This is the first time that a text written by a Navajo author has been adopted as a textbook for teaching the Navajo language.
The textbook, written by Dr. Evangeline Parsons Yazzie, professor of Navajo at Northern Arizona University, and Dr. Margaret Speas, professor of linguistics at the University of Massachusetts was adopted as a state approved textbook in July.
School districts may now conduct their own reviews and selections of new texts that will be in the classroom beginning in the 2009-2010 school year.
Both the Gallup and the Farmington school districts have begun to use the new textbook this school year.
“I thank Dr. Parsons Yazzie and Dr. Speas for your commitment to this project and for your dedication to helping preserve the Navajo language,” Richardson said.
“One of my first acts as governor was to sign the state’s Indian Education Act, which among other things, calls for culturally relevant instructional materials and preserving native languages. Your textbook is a commitment to our Native American students and the Navajo Nation that your language will continue.”
Los Alamos Public Schools does not currently have Navajo students.
“We have a total of 17 Native Americans identified in the district and of those, five listed specific Pueblos and none listed Navajo,” said LAPS Curriculum Coordinator Dawn Albert. “So I doubt we’ll be getting any of these textbooks.”
Secretary of Education Veronica García, Secretary of Indian Affairs Alvin Warren, Navajo leaders and state legislators joined Richardson at the events.
“With this textbook, Navajo students will have the opportunity to understand the history of their family and culture while improving their academic achievement,” Garcia said.
“Reading scores for Native American students have increased 6 percent over the last four years. We have also increased the number of Native American teachers and administrators by 15 percent in the last four years. Language is the key to education goals, and Dr. Parsons Yazzie and Professor Speas have provided a resource for students to better understand language and cultural foundations.”

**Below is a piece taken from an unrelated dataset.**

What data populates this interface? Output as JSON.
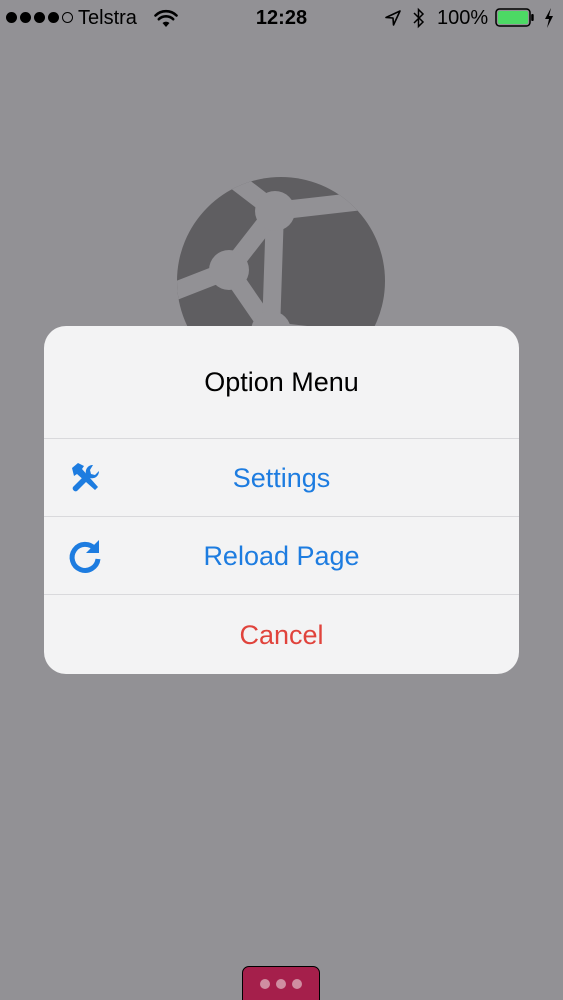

New Mexico has made great strides towards improving the quality of education for Indian students in the state and providing competitive access to economic opportunity, and prosperity, Warren said.
“Dr. Parsons Yazzie and Professor Speaks have made a huge contribution to the preservation of the Navajo language, a gift to future generations,” he said.
There are eight Native American languages taught in New Mexico public schools with over 5,000 in Navajo language classes.
The textbook will provide resources to teachers of Navajo language and also supports the 2007 Amended Indian Education Act, which calls for ensuring culturally relevant instructional materials.